The Legality of Gambling in Canada


Whether you are a fan of gambling or not, you probably have at least heard about it. Gambling can be a social problem if it isn’t controlled, but what is the legality of gambling in Canada?

Legality of gambling in Canada

During the first years of the 20th century, gambling was considered disreputable and illegal in Canada. This was due to the Criminal Code, which made different types of gambling illegal.

Since then, the legality of gambling in Canada has improved drastically. The country’s gambling industry has grown to more than US $6,000 million a year. This revenue is used for community services.

Today, Canada has more than 100 gambling venues across the country. They span hundreds of thousands of square feet.
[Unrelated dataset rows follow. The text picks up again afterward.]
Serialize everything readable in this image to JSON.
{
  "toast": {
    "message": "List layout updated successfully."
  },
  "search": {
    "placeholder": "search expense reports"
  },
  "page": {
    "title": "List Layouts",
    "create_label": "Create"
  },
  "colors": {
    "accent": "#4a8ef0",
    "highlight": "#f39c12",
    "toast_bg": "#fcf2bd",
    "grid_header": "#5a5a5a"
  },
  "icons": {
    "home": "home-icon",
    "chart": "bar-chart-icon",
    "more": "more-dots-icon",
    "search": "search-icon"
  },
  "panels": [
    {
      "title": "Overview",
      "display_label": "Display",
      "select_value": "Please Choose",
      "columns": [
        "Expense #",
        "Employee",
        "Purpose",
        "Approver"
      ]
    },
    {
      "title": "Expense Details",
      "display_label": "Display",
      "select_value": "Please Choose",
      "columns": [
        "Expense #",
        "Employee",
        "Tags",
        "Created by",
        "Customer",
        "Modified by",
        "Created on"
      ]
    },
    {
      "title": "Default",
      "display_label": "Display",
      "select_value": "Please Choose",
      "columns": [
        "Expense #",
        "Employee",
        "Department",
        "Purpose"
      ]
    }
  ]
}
While some of them are operated by private companies, the majority are owned by the government.

Some provinces have stricter rules than others when it comes to gambling. For example, in Manitoba, the minimum age for gambling is 19 years old. In Quebec, the minimum age is 18 years old.
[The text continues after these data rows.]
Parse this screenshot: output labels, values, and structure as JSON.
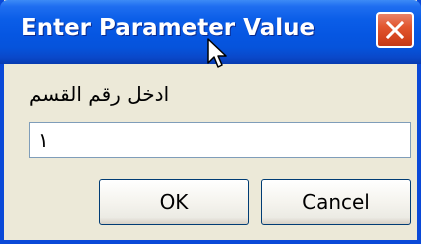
{
  "window": {
    "title": "Enter Parameter Value",
    "close_icon": "close-icon"
  },
  "prompt": {
    "label": "ادخل رقم القسم"
  },
  "parameter_input": {
    "value": "١"
  },
  "buttons": {
    "ok_label": "OK",
    "cancel_label": "Cancel"
  },
  "colors": {
    "titlebar": "#0656e2",
    "close_button": "#e2562e",
    "dialog_background": "#ece9d8"
  }
}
Social impact of gambling on Canadians

Despite the rapid expansion of gambling in Canada, studies have largely neglected to examine the social impact of gambling on Canadians. The social history of gambling in Canada has followed a trajectory similar to that of Britain. However, the rise of medical discourse and the putative harmfulness of electronic gambling machines has generated public debate.

The gambling industry is now more willing to intervene than in the past. Gambling revenues can be directed to beneficial causes. However, the industry lacked safeguards for problem gamblers.
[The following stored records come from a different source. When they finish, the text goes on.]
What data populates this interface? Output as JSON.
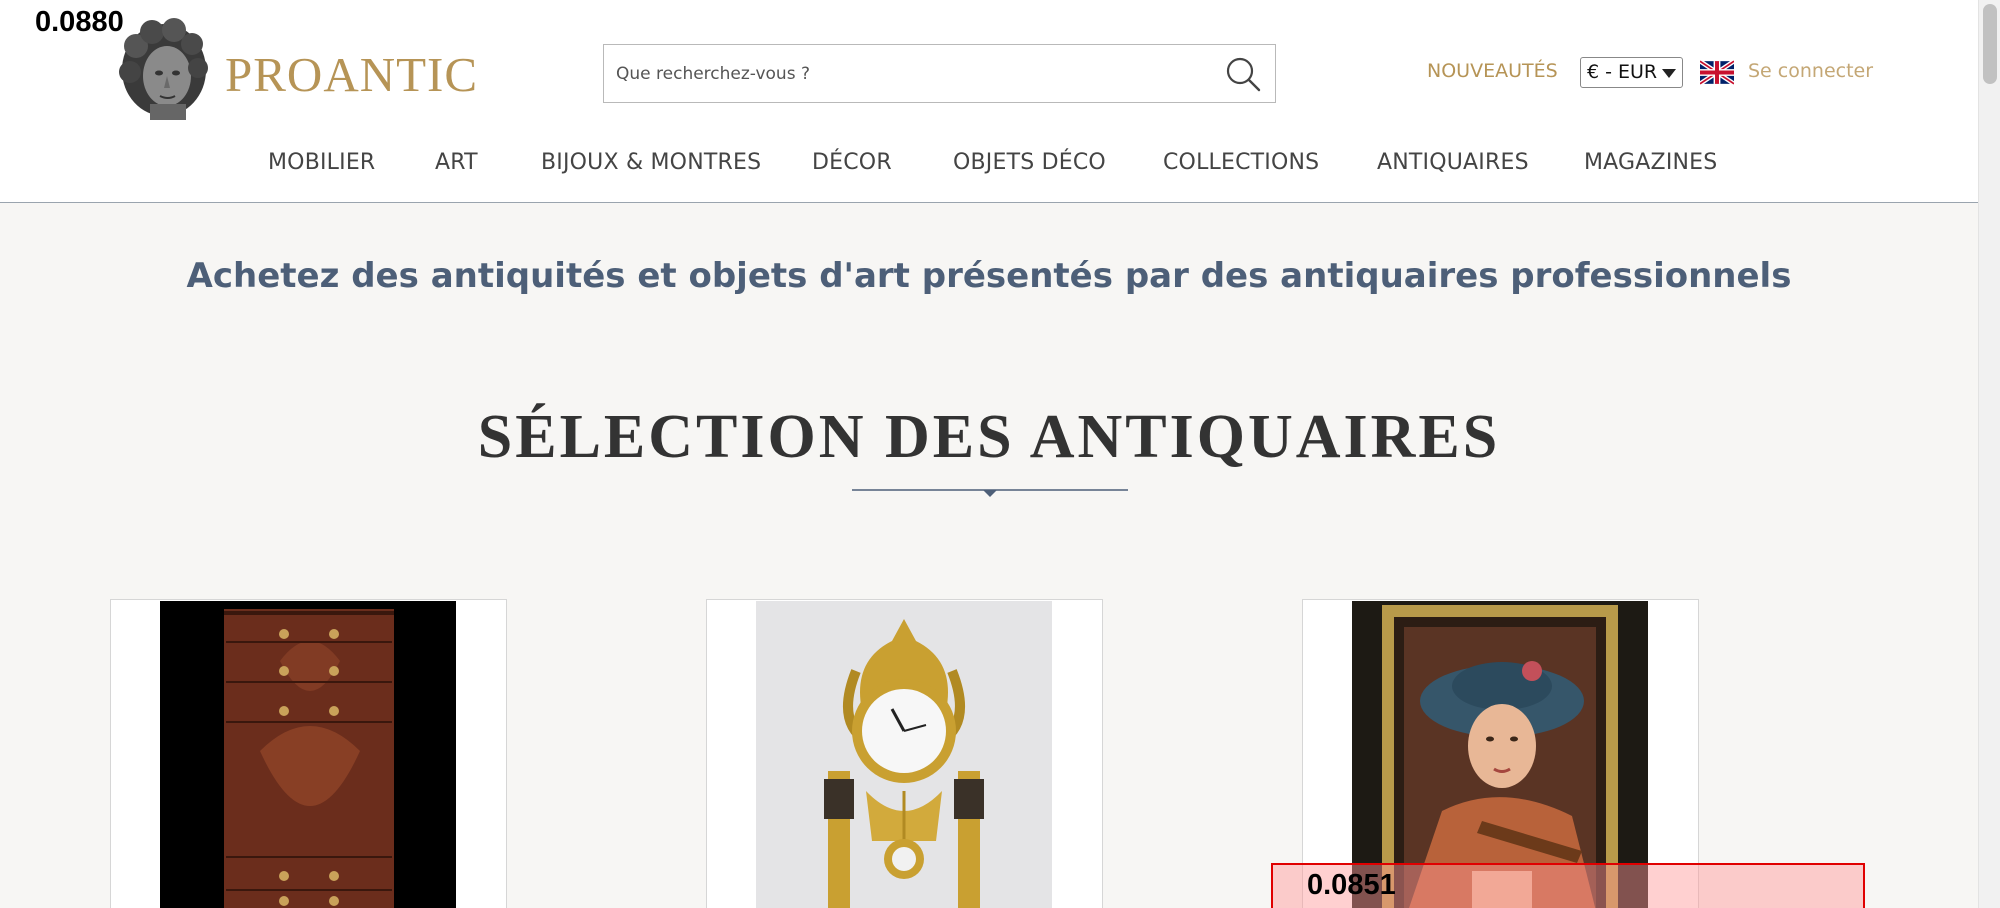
{
  "brand": {
    "name": "PROANTIC",
    "accent_color": "#b69456"
  },
  "search": {
    "placeholder": "Que recherchez-vous ?",
    "icon": "search-icon"
  },
  "header_links": {
    "new_label": "NOUVEAUTÉS",
    "currency": "€ - EUR",
    "language_flag": "uk-flag-icon",
    "login_label": "Se connecter"
  },
  "nav": {
    "items": [
      {
        "label": "MOBILIER"
      },
      {
        "label": "ART"
      },
      {
        "label": "BIJOUX & MONTRES"
      },
      {
        "label": "DÉCOR"
      },
      {
        "label": "OBJETS DÉCO"
      },
      {
        "label": "COLLECTIONS"
      },
      {
        "label": "ANTIQUAIRES"
      },
      {
        "label": "MAGAZINES"
      }
    ]
  },
  "main": {
    "tagline": "Achetez des antiquités et objets d'art présentés par des antiquaires professionnels",
    "section_title": "SÉLECTION DES ANTIQUAIRES",
    "cards": [
      {
        "image": "mahogany-chest-of-drawers-image"
      },
      {
        "image": "gilt-bronze-clock-image"
      },
      {
        "image": "portrait-painting-woman-violin-image"
      }
    ]
  },
  "overlays": {
    "score_top": "0.0880",
    "score_bottom": "0.0851"
  }
}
Consequently, the social history of gambling in Canada has been characterized by rapid expansion, public policy concerns, and the absence of regulatory uniformity. Moreover, the ambiguous Criminal Code gambling statutes created significant uncertainty and led to a lack of uniformity in gambling regulation.

The current investigation aims to address four key research goals. It is designed to generate new scientific knowledge about gambling. It will provide a better understanding of the social impacts of gambling during the COVID-19 pandemic. The study will use a sequential explanatory mixed-method design. It will include a quantitative cross-sectional survey of Quebec residents who gambled in the past 12 months, and a qualitative study of the impacts of the pandemic on health and gambling.